Yet I couldn't help but see beyond the early 1970s, wherein he wrote those masterpieces (and just FYI, I am calling F&L in Las Vegas and F&L on the Campaign Trail '72 his masterpieces) to the wasteland of dissipation that awaited Hunter beyond the realm of masterpieces; the wasteland of alcoholism and drug addiction that made the ending of his story -- self-inflicted gun shot -- the only acceptable ending; the "Hemingway Ending," as it were. (Hunter was a big fan of Ernest Hemingway. I on the other hand, am not. The only thing of Hemingway's that I liked was A Moveable Feast. Incurable romantic that I am, I have always been much more in the F. Scott Fitzgerald camp and frankly much prefer his ending: heart attack at age 44 after a lifetime of chronic alcoholism.) (To be fair, though, Hunter was a fan of both those author's works and while he was also an alcoholic, by the time he killed himself at 67, it was too late for him to die of a heart attack at age 44.)
The Rum Diary is only a so-so book. It's readable and memorable, and it does herald (wow! there's the word!) the Hunter S. Thompson yet to come. If you aren't a Thompson fan to begin with, then probably there's "no there there" in The Rum Diary. In the way that Summer Crossing hints at Truman Capote's finding his voice -- if you aren't a Capote fan and can't see the grandness of what's coming, then the novel is just a (perhaps) readable book.
What's interesting, though, is how Stephen Hero doesn't come anywhere at all close to heralding A Portrait of the Artist as a Young Man. To be fair, though, Stephen Hero wasn't actually a book; it was just a collection of notes, really, that greedy people tried to pass off as "a book" so that people like us, who had read Portrait in 1982 and who couldn't get enough of that voice would buy Stephen Hero thinking we could get more of that voice, but alas, Joyce took it to the grave with him and we were out the 7 or 8 dollars we'd paid for the emptiness of Stephen Hero.
I think that, ultimately, my depression lay somewhere in that thought.
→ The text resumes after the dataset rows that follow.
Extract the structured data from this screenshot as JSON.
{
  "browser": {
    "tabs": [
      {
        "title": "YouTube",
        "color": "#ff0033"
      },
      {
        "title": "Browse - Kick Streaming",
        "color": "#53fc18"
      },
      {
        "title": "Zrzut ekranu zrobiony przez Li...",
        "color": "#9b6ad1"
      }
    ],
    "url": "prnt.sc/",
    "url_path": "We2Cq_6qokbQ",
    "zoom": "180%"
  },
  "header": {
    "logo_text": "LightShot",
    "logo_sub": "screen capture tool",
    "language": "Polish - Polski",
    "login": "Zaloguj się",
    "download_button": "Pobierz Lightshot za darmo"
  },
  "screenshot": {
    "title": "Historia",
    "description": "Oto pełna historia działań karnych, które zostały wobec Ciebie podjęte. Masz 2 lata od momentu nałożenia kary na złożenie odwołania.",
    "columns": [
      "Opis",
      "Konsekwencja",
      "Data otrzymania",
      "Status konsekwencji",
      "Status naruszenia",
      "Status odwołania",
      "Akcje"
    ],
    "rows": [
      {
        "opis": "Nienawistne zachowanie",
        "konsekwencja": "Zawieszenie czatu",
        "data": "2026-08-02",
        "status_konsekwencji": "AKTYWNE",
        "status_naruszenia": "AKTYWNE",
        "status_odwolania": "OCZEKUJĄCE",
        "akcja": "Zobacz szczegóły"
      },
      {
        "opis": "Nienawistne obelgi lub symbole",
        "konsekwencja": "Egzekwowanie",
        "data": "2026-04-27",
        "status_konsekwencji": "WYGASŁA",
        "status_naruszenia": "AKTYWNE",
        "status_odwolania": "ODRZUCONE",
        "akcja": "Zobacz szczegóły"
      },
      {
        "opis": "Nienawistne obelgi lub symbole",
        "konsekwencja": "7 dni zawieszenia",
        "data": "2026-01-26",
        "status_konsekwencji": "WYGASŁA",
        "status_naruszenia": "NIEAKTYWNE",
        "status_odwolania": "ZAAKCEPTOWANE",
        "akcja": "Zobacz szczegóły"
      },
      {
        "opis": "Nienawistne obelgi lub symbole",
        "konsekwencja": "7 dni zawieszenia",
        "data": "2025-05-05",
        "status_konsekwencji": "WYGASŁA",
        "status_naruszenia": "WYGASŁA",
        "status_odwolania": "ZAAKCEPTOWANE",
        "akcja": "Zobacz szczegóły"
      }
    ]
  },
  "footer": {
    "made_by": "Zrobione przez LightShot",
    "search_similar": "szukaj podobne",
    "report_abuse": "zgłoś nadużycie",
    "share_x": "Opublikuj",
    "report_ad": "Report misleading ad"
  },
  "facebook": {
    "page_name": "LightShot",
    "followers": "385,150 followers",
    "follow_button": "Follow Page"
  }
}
Not being out the 7 or 8 bucks when I was 22. But more in the thought that whatever Hunter achieved, it was long ago and fleeting and he did indeed give in to the temptations of the wasteland and, though he wrote tons of other stuff from 1973 until he died, none of it came close to capturing what he nailed from 1970 to 1973. Three fucking years within 67.
It's heartbreaking to me how many of my literary heroes were basically just drunks, or drug addicts, or both. And "there but for the grace of God," you know? Since the age of 12, I certainly have spent a disproportionate amount of my days and nights -- in total -- either drunk or on drugs. I have that Hillbilly Deluxe triple-whammy: I'm part Native American, part German, part Irish. With that kind of heritage, to get out of this world without becoming an alcoholic is kind of a miracle. I've got serious alcoholics on both sides of my biological families, going back for generations. However, I have the tiniest bit of French-Canadian blood thrown into that mix. Maybe that tiny portion of French-Canadian-ness is what gives me my iron will? I am always able to put on the brakes, abstain, get on with a productive life. It doesn't mean that I can't empathize completely with those folks among us who can't -- or who couldn't -- put the brakes on.
I empathize perhaps too keenly. Hence, I see a simple film like The Rum Diary and I see so many other layers that didn't make it up on to that screen and the sadness of it, the inexplicable nature of life on Earth, overwhelms me.
About Marilyn Jaye
Causes Marilyn Jaye Lewis Supports
The Film Council of Greater Columbus, Columbus, OH
The Adrienne Shelley Foundation, NY, NY
Paralyzed Veterans of America, Washington, DC...